WORK REQUIRED: Every record that follows must be set down word for word.

[Page and application data records]
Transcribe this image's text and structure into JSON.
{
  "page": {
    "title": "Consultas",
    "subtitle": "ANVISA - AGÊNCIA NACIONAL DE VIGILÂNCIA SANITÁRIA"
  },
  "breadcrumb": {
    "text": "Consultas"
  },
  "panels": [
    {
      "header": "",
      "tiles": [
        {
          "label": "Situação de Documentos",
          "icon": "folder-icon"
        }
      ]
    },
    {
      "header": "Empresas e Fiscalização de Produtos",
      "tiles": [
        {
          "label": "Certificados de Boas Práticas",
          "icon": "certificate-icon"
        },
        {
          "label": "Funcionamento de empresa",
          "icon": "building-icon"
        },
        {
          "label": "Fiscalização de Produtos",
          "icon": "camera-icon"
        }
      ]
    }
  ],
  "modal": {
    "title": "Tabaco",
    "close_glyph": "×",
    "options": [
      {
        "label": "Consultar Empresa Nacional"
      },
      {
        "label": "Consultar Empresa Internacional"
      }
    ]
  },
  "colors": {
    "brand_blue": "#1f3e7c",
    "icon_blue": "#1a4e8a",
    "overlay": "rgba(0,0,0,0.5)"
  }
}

SOLUTION BELOW:
Transcribe this image's text and structure into JSON.
{
  "page": {
    "title": "Consultas",
    "subtitle": "ANVISA - AGÊNCIA NACIONAL DE VIGILÂNCIA SANITÁRIA"
  },
  "breadcrumb": {
    "text": "Consultas"
  },
  "panels": [
    {
      "header": "",
      "tiles": [
        {
          "label": "Situação de Documentos",
          "icon": "folder-icon"
        }
      ]
    },
    {
      "header": "Empresas e Fiscalização de Produtos",
      "tiles": [
        {
          "label": "Certificados de Boas Práticas",
          "icon": "certificate-icon"
        },
        {
          "label": "Funcionamento de empresa",
          "icon": "building-icon"
        },
        {
          "label": "Fiscalização de Produtos",
          "icon": "camera-icon"
        }
      ]
    }
  ],
  "modal": {
    "title": "Tabaco",
    "close_glyph": "×",
    "options": [
      {
        "label": "Consultar Empresa Nacional"
      },
      {
        "label": "Consultar Empresa Internacional"
      }
    ]
  },
  "colors": {
    "brand_blue": "#1f3e7c",
    "icon_blue": "#1a4e8a",
    "overlay": "rgba(0,0,0,0.5)"
  }
}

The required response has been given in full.